[Collected data]
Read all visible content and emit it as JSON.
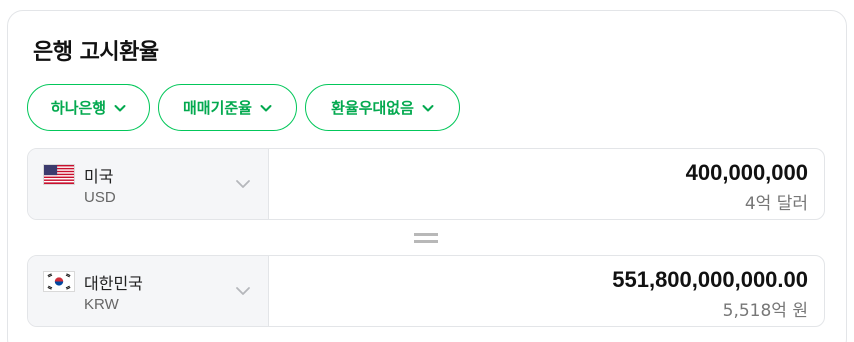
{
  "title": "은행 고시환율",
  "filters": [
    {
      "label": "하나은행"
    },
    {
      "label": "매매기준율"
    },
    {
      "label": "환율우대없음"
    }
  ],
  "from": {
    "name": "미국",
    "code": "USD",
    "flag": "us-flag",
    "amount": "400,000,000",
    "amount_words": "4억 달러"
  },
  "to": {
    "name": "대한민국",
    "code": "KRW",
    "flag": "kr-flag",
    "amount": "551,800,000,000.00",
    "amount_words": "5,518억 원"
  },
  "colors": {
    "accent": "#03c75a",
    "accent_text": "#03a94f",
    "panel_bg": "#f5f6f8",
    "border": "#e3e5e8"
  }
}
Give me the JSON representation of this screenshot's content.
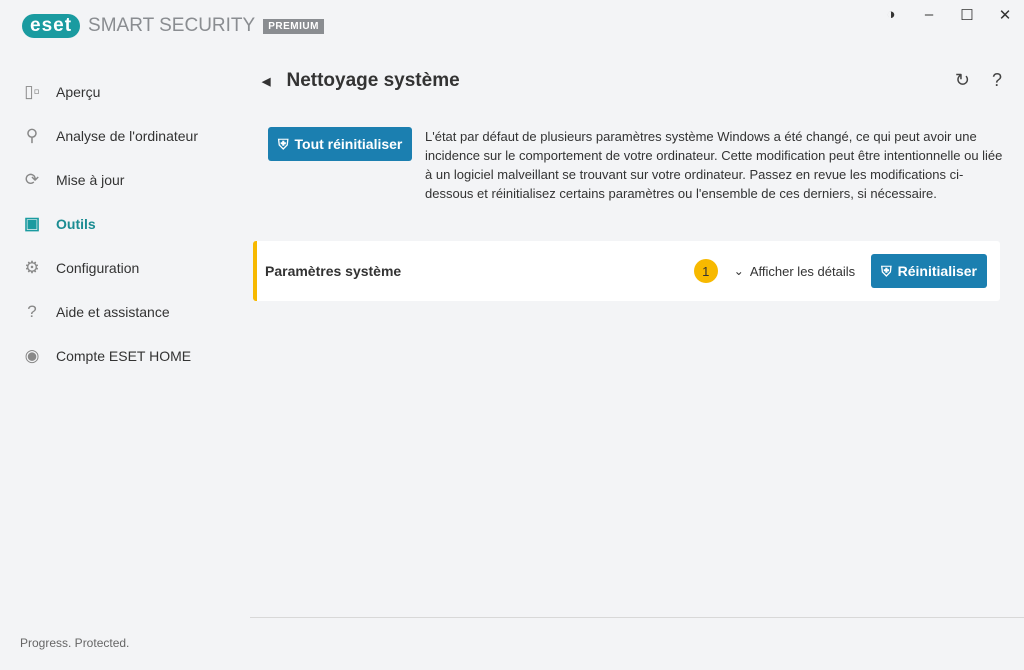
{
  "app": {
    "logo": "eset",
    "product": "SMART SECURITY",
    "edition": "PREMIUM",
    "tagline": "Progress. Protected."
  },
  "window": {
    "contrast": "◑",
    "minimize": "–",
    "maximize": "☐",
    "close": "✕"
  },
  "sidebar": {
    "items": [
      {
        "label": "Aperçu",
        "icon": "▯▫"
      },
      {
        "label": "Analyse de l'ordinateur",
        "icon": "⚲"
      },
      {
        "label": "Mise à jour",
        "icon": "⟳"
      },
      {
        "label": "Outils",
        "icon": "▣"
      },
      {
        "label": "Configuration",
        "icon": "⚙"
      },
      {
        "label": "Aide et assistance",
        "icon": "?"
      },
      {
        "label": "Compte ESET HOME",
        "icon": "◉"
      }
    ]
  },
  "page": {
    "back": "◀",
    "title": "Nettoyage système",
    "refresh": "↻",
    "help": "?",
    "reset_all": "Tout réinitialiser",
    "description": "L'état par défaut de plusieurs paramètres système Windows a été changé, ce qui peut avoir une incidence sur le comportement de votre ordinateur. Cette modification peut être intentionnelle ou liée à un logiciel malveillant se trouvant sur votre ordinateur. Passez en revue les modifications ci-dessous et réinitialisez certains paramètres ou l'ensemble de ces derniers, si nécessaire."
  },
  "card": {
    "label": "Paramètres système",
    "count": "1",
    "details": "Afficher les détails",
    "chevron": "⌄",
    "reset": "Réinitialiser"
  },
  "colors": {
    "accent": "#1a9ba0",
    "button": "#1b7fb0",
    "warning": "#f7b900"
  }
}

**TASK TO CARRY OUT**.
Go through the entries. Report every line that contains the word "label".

**YOUR RESPONSE**.
      "label": "하나은행"
      "label": "매매기준율"
      "label": "환율우대없음"
        "label": "Aperçu",
        "label": "Analyse de l'ordinateur",
        "label": "Mise à jour",
        "label": "Outils",
        "label": "Configuration",
        "label": "Aide et assistance",
        "label": "Compte ESET HOME",
    "label": "Paramètres système",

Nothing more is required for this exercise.